While our winter weather hasn’t arrived just yet, it is certainly just around the corner. Every winter, about a month after the first snow sticks, I start to see patients referred to physical therapy to address pain in one or both hips that began when they started snowshoeing or downhill/cross-country skiing. This common problem is rarely serious, but it can become painful enough to limit participation in these activities. Fortunately, treatment for it is usually quite successful.
Patients usually localize pain to the outside of the hip, deep in the gluteal muscles, and/or down the outside of the upper leg. The structures which are typically the source of the pain are the gluteal tendons, the hip bursa, or the piriformis muscle. It is also possible for two or more of these structures to be an issue at the same time.
This type of hip injury is categorized as a repetitive strain injury, or RSI. An RSI is caused by microtrauma to the involved tissues, resulting in pain and inflammation. These injuries typically occur on one side of the body, but can sometimes occur on both sides. They are thought to stem from uneven stress placed on a certain part of the body due to muscle or other biomechanic imbalances.
When explaining why RSIs occur, I like to use cars as an example. If you drive a car with a malfunctioning tire long enough, there is likely to be breakdown elsewhere in the vehicle. Driving with a bum wheel stresses the entire vehicle, and while problems may occur near the bad tire, they can also show up somewhere else in the system.
This is how weakness in the core muscles can cause pain to manifest on the outside of the hip. When it comes to treatment, it is crucial to identify what is actually causing the breakdown instead of only paying attention to the painful area.

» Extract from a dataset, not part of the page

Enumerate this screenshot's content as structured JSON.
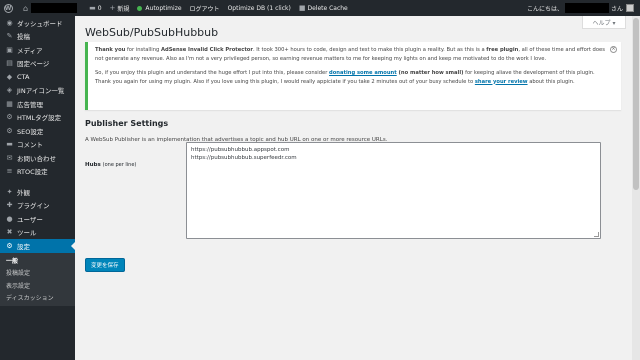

If you find that your hips bother you when you start getting active in the winter, here are a few tips to keep the pain away:
- Do some pre-season training– A little hip and core strengthening goes a long way towards preventing numerous RSIs. Exercises like planks, side step-ups, squats, and side planks are a great place to start, ideally about 2 months before the season begins.
- Ease into it– Let’s use snowshoeing as our exercise of choice. The average person takes about 2,000 total steps when walking one mile, or about 1,000 steps on each side. When you think of each step as being a high-knee march with snowshoes, you can imagine how those 1,000 steps per mile add up. If your normal distance by the end of the season is a four-mile hike, start with a mile or two and work up to your desired distance over the course of 5-6 weeks. This will allow your tissues time to toughen up (instead of breaking down) as you increase your volume.
- Don’t ignore warning signs– When it comes to repetitive strain injuries, most small irritations will work themselves out over the course of 10-14 days if you discontinue the activity that caused the irritation. If the pain is still present after 2 weeks, you’re usually better off getting it checked out. All seven of our clinics offer free consultations to help point you in the right direction to get your issue resolved, so give us a call if the pain isn’t going away on its own.